Bifolding doors provide the best of all worlds when configured and designed correctly but are ideal where the open doors won’t encroach on the outside space and where the structural opening is big enough to accommodate them. If you have an existing opening of 2700mm or more there is no reason why you cannot have bifolding doors.
How to decide between French doors, sliding doors or bifolding doors.
Aside from any limitations with an existing opening if you’re still not sure what’s best, here are where bifolding doors, sliding doors and French doors differ.
When you want the slimmest sightlines go with sliding doors
For the thinnest possible aluminium and even door frames hidden in the structure for a near frameless look, only sliding doors are best.
French doors and bifolding doors don’t come with the 20mm mullion options of sliding doors and French doors can’t get the flush threshold possible with sliding or folding doors.
For getting an entire door opening, choose bifolding doors
Unless it’s a new extension and you design sliding doors with the pocket option and doors sliding into the wall, only bifolds will give you the maximum clear opening. Therefore these doors are ideal for smaller homes giving the illusion of more space with the doors fully open.
Need to make the most of great views? Sliding doors are best
Sliding doors come with glass sizes wider and taller than any bifold or French doors. Therefore, when you have a great view, a larger garden or even a penthouse apartment, there’s no better product for making the most of any great view than sliding doors.
If getting the most out of the winter months is also important, again sliding doors are probably best. When the doors are closed you enjoy fewer vertical mullions, more light during the shorter days and an altogether brighter feeling in the room.
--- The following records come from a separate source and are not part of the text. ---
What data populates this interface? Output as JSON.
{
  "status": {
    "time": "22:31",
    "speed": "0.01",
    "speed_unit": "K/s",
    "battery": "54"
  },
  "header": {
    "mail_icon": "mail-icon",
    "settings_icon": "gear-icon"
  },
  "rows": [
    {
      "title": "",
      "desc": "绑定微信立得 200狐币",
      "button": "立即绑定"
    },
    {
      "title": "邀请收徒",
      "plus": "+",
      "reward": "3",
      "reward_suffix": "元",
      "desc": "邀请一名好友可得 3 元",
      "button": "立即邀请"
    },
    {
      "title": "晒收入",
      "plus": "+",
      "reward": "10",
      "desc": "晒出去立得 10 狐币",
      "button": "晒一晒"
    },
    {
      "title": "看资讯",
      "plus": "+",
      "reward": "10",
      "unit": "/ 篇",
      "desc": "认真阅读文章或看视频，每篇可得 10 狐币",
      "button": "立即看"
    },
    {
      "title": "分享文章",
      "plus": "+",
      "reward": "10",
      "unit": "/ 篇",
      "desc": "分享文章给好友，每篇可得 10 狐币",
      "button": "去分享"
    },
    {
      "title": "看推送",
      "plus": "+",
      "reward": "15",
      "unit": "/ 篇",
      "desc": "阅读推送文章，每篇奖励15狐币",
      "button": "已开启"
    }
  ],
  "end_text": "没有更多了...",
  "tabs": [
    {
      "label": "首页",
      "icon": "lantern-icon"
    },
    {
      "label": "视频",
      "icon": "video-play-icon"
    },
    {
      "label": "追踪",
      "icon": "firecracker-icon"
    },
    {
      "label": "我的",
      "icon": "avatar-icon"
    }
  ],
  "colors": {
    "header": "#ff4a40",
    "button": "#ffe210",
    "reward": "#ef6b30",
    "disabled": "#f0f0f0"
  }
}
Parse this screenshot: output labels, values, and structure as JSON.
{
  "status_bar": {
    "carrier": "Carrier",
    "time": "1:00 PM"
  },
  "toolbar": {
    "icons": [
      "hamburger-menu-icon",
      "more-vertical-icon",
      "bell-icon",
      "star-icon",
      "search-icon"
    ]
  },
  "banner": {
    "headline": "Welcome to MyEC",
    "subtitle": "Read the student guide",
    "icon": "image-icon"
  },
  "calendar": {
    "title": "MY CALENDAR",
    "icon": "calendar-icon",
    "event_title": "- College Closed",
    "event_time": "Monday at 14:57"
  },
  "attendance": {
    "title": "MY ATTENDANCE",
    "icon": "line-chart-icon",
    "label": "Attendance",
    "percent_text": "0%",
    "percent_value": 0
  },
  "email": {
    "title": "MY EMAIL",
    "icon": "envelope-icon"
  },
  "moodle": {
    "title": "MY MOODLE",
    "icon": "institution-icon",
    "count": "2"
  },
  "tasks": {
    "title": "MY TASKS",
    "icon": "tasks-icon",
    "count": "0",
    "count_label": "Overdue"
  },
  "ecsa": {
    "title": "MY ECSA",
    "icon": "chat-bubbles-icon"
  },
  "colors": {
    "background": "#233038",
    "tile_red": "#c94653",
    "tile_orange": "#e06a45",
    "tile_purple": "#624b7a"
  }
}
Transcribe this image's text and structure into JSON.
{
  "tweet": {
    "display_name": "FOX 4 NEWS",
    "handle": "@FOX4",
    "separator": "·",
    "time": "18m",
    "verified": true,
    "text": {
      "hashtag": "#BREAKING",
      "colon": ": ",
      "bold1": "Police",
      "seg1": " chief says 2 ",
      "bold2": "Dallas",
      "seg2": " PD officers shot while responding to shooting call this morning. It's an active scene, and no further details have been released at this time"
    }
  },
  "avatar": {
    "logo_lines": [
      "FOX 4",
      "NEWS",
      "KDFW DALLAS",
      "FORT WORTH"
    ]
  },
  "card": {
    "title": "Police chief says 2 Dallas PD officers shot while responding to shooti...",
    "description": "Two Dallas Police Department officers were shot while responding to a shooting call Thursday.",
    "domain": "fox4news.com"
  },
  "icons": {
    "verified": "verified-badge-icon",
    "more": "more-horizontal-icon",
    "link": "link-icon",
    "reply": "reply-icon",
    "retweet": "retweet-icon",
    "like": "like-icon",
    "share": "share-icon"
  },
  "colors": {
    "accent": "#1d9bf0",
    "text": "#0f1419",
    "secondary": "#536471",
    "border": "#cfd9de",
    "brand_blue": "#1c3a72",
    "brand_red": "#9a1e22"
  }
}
When you want the best in steel-look doors, choose French Doors
Whilst bifolding and sliding doors all come in a steel-look style, only French doors deliver better aesthetics.
French doors in smaller openings look great in the steel look. Larger openings easily accommodate a set of double doors with side panels. Even larger openings mean more than one set of doors with side panels if needed. There’s nothing better for getting the Heritage, Art-Deco and industrial look than French doors.
Ultimately this will be a matter of personal preference as to what best suits your home. If you are on a budget for aluminium doors, then French doors are usually the cheapest option. Sliding doors are a little cheaper than bifolding doors and the folding sliding option the most expensive depending on the number of panels.
If budget isn’t the deciding factor, we suggest choosing your doors based on the sightlines you want, the appeal of the larger glass panels in sliding doors or how much of the available opening you want.
And if you’re lucky enough to have more than one door opening at the back of the home, mixing these different doors also creates a great end result.